For the first time, the annual report reviewed stratified national data, revealing inequities in how well countries were providing life-saving interventions to children based on gender, their location of residence (i.e., urban or rural), maternal education, and wealth.

The authors conclude that in order to accelerate progress, governments must collect better data on a regular basis. The global community must prioritize improving access to prevention and treatment interventions for children who are now not being reached. Funders must continue or increase support for proven solutions—or risk having progress slip away. Finally, integrating strategies related to health systems, poverty, and education may yield opportunities to improve equity in many countries.

Journal Watch

Journal Watch

   Vaccines and Global Health: The Week in Review continues its weekly scanning of key peer-reviewed journals to identify and cite articles, commentary and editorials, books reviews and other content supporting our focus on vaccine ethics and policy. Journal Watch is not intended to be exhaustive, but indicative of themes and issues the Center is actively tracking. We selectively provide full text of some editorial and comment articles that are specifically relevant to our work. Successful access to some of the links provided may require subscription or other access arrangement unique to the publisher.

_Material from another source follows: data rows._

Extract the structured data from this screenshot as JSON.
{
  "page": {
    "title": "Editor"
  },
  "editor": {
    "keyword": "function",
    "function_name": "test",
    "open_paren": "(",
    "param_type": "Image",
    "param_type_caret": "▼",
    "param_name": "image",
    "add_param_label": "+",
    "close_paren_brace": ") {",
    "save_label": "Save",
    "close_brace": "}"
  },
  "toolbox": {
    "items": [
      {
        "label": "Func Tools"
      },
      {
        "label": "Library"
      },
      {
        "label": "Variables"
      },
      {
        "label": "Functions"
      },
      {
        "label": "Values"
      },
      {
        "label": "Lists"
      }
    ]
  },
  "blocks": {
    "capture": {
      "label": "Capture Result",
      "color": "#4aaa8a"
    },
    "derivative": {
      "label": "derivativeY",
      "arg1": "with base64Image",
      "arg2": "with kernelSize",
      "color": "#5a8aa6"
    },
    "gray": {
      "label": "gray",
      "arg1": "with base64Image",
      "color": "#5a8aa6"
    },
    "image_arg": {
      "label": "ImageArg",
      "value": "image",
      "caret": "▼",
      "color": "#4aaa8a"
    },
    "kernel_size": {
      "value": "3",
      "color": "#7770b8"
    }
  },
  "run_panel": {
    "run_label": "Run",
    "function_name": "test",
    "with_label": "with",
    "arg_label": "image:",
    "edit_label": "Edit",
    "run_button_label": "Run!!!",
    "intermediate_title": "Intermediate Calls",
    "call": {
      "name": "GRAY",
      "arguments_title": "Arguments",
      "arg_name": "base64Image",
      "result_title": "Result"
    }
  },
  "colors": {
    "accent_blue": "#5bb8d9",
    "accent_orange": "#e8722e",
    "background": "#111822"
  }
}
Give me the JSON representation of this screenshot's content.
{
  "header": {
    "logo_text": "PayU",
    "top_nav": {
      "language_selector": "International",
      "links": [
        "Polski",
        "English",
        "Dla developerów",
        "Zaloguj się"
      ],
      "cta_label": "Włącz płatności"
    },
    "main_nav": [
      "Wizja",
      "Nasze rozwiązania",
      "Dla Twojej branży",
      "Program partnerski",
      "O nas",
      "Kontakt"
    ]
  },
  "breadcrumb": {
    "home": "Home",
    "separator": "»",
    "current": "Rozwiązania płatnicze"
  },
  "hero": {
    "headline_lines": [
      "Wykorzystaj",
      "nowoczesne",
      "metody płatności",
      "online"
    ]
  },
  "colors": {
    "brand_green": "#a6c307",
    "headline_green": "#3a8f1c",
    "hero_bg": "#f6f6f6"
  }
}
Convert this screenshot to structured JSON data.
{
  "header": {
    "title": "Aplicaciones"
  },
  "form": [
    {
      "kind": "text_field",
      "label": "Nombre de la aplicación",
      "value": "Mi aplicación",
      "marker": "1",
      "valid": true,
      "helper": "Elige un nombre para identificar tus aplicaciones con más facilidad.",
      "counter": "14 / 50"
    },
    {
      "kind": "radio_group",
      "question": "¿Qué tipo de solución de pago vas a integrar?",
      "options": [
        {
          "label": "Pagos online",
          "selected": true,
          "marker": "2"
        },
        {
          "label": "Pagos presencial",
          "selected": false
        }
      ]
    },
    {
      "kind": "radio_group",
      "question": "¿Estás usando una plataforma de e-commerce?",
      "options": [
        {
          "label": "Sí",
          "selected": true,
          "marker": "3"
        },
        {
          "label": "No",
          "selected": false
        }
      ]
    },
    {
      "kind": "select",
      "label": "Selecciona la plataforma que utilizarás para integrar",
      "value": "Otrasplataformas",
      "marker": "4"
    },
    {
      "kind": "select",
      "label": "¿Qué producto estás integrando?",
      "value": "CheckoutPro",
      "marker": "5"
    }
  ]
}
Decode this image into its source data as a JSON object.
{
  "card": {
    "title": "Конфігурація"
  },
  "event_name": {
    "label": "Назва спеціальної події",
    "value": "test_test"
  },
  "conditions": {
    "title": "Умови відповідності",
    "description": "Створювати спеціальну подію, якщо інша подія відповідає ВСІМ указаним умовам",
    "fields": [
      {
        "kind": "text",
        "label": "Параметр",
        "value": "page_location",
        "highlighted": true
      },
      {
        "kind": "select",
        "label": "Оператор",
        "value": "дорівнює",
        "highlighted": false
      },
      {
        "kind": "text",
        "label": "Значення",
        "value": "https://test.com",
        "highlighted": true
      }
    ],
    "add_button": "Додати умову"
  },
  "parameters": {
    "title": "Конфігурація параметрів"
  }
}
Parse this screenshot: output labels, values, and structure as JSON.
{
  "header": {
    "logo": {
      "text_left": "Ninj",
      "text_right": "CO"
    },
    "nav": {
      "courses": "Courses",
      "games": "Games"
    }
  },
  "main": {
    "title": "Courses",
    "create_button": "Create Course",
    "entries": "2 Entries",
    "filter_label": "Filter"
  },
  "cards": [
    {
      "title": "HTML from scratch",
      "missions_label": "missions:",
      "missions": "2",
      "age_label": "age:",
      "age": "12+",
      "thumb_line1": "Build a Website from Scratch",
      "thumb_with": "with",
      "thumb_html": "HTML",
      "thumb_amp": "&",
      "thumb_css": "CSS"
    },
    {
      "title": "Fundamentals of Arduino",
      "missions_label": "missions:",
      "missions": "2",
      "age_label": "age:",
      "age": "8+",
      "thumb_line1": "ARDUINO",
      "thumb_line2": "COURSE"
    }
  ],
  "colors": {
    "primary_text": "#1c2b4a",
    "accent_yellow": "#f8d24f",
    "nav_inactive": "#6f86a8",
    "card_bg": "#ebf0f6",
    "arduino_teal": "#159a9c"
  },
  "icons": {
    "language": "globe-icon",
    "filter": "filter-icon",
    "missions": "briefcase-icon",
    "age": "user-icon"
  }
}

If you would like to suggest other journal titles to include in this service, please contact David Curry at: david.r.curry@centerforvaccineethicsandpolicy.org

Can reflective multicriteria be the new paradigm for healthcare decision-making? The EVIDEM journey

BMC Cost Effectiveness and Resource Allocation
http://resource-allocation.biomedcentral.com/
(Accessed 10 Nov 2018)

Review
Can reflective multicriteria be the new paradigm for healthcare decision-making? The EVIDEM journey
Multiple technologies, procedures and programs call for fairly-based decisions for prioritization of healthcare interventions. There is a diversity of perspectives of what constitutes a legitimate decision, wh…
Authors: Mireille M. Goetghebeur and Marjo S. Cellier
Citation: Cost Effectiveness and Resource Allocation 2018 16(Suppl 1):54
Published on: 9 November 2018

Priority setting for the introduction of rotavirus vaccine: what evidence was essential?

BMC Cost Effectiveness and Resource Allocation
http://resource-allocation.biomedcentral.com/
(Accessed 10 Nov 2018)

Commentary
Priority setting for the introduction of rotavirus vaccine: what evidence was essential?
Rotavirus (RV) diarrhea is the most common cause of severe diarrhea in children worldwide and since 2006, vaccines have been available and recommended by WHO for use in all children. We developed protocols tha…
Authors: Roger I. Glass
Citation: Cost Effectiveness and Resource Allocation 2018 16(Suppl 1):42
Published on: 9 November 2018

Stakeholder involvement in Multi-Criteria Decision Analysis

BMC Cost Effectiveness and Resource Allocation
http://resource-allocation.biomedcentral.com/
(Accessed 10 Nov 2018)

Commentary
Stakeholder involvement in Multi-Criteria Decision Analysis
This brief perspective highlights the importance of decision maker buy-in and ownership through stakeholder engagement in the co-construction of the multi-criteria decision analysis (MCDA) model. A brief histo…
Authors: Praveen Thokala and Guruprasad Madhavan
Citation: Cost Effectiveness and Resource Allocation 2018 16(Suppl 1):0
Published on: 9 November 2018